Naviglio Grande is a canal in Milan and is home to many marginal people who do not seek for the most luxurious. It is a very must-see touristic attraction, at least for dining or having a cocktail. However, besides the “avoiding luxurious” part, some of the most highly rated restaurants in the city are also there. Being very mobile, the crowd usually consists of mostly young people, eating dinners or drinking cocktails during night. There are many perfect bars with delicious cocktails by the canal or you can grab your beer and sit on the dock next to it. It’s known as the second central in Milan, and it takes twenty minutes from Duomo by walking, but you can also take a taxi or the tram 3.
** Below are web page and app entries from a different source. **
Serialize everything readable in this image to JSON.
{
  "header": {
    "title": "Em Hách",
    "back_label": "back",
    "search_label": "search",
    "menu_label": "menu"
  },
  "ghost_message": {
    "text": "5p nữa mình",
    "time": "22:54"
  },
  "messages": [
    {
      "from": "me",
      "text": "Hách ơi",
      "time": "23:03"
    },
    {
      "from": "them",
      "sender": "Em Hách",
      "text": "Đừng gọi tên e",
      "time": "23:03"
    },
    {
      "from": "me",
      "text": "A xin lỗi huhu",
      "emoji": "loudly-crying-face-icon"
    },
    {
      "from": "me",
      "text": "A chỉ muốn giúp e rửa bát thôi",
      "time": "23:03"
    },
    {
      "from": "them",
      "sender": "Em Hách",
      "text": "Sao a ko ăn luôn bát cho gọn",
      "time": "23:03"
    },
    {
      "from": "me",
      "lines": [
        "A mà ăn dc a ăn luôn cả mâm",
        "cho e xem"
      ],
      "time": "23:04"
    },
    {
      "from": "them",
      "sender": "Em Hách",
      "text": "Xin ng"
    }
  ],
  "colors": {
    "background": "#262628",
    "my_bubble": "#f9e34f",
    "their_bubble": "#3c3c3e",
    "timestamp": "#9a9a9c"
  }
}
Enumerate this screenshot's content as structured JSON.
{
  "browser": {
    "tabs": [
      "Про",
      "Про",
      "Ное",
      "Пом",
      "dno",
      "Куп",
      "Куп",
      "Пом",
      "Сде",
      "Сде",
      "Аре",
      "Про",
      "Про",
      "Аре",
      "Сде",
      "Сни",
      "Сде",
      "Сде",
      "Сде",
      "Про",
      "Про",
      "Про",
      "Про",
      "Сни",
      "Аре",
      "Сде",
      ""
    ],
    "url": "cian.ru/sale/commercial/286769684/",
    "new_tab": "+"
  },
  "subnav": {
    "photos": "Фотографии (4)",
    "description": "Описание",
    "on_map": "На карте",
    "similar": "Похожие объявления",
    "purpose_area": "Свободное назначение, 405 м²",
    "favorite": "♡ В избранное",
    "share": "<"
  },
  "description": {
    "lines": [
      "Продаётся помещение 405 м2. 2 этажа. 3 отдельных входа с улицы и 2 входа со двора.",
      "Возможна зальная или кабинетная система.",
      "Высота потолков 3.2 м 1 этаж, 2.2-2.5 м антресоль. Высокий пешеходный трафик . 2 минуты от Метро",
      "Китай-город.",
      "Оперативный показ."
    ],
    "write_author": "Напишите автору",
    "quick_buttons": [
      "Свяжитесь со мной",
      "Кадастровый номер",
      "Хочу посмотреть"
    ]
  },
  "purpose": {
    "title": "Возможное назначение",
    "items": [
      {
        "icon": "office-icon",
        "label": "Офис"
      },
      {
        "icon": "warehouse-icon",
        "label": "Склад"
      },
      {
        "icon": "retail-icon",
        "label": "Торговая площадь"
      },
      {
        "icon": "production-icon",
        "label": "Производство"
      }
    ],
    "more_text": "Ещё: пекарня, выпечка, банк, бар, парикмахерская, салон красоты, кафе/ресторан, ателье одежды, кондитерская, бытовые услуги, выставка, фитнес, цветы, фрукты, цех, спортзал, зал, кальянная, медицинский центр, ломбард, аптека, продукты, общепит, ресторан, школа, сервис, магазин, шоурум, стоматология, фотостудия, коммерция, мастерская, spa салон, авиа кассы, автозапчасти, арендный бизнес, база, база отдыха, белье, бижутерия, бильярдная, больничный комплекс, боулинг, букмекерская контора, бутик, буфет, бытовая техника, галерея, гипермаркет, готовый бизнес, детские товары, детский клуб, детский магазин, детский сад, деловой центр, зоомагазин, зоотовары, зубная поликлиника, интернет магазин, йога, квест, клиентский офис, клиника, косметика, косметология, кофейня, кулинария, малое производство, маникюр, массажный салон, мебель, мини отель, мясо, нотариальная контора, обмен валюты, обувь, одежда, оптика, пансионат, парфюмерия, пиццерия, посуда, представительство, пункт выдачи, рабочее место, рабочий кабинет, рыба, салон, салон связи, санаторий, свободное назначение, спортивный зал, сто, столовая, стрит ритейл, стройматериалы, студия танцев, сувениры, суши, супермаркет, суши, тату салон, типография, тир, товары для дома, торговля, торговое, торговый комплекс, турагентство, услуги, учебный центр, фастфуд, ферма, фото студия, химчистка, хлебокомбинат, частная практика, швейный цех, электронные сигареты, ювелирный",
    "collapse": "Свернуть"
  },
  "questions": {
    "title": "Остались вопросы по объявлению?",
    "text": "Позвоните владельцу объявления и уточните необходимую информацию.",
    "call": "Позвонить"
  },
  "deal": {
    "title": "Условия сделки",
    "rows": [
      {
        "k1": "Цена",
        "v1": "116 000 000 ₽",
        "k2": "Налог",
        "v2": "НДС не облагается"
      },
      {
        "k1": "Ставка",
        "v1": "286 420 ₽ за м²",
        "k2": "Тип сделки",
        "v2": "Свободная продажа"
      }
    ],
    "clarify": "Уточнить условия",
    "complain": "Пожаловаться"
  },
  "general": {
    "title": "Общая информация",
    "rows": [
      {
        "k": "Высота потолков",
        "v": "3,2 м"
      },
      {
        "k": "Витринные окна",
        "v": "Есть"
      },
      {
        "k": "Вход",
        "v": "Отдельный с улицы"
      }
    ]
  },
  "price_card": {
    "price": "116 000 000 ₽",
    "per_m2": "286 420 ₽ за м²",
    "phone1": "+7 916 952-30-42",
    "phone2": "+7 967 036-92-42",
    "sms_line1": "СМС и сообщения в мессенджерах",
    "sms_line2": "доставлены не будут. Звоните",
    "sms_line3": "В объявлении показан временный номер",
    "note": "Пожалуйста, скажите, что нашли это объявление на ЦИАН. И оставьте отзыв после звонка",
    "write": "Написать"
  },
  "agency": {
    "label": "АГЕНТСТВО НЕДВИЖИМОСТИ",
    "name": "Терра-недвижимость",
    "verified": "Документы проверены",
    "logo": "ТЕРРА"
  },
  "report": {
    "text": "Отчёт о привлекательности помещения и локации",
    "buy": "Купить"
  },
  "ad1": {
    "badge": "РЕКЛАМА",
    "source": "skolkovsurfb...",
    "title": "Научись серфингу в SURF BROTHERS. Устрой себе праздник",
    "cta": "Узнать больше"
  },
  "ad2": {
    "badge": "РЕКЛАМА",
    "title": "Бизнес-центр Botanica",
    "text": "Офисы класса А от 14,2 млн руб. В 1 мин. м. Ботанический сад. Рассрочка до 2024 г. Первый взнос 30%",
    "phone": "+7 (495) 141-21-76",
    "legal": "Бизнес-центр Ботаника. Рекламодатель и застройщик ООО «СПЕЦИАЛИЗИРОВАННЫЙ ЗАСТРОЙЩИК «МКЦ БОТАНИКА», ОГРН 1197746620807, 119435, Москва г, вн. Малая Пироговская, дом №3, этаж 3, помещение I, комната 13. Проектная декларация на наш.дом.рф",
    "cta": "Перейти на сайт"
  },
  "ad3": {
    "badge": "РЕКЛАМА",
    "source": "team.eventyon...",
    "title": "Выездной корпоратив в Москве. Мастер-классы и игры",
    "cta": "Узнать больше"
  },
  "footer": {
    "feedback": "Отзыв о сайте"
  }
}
As for shopping, Milan is endless and there many different alternatives. You can find the shops of all high-end brands in famous Via Montenapoleone and its branch streets (Via Della Spiga, Via Manzoni, Via San’t Andrea). We’re pretty sure that you’ll find any high-end brand that you can think of in one of these streets. Other than this, Rinascente is also a good option as an upscale department store in the areas of clothing, household and beauty products. You can find many books and stationery downstairs. It also has a food court where you can eat something, buy some Italian cheese or pasta for home or drink a cocktail right against the Cathedral. If you shop from there and are a Non-EU Resident, do not forget to do Tax-Free on the sixth floor!
Excelsior, is also another high-end department store located in Duomo, and it also has a food court and a very wide wine collection from all over the world, it also has a tax free center. If you’re not interested in high-end shopping, you can take a look at the stores on Via Vittorio Emmanuele, which is right next to the Duomo Cathedral. There, you can see shops as &Other Stories, H&M or Zara. If you’re looking for more alternative or hipster places to shop, we advice you to check out Corso di Porta Ticinese. Navigli, even though it is mostly known with its restaurants and bars, once you go there during daylight you can see many cool second hand vintage stores. Just be careful with the time as mostly all (except for the ones in Duomo) love to do siesta.
Galleria Vittoria Emmanuele near Duomo is also a must-see. It opened in 1867 which makes it one of the oldest shopping malls in the world. For more economical shopping, there are two big designer outlets near Milan where you can go by a bus, Serravalle and Fox Town. We advice you to check the brands before you decide which one to go, and you can buy your bus tickets from ZaniViaggi in Via Dante. Non EU Residents can claim the value added as tax, IVA in Italian, on purchases totaling over €154.94 from a single store. To do so, ask for your “VAT back” form and keep your receipts. Don’t forget to have your new clothes with you at the airport since you may have to show them in the customs.
In Corso di Porta Ticinese, address for the hipster and alternative clothes, you can bump into Pavarotti or other celebrities.
We’re pretty sure you’ll enjoy Milan, and even more if you’re not there for shopping! Have your best times and don’t forget to eat gelato and pasta!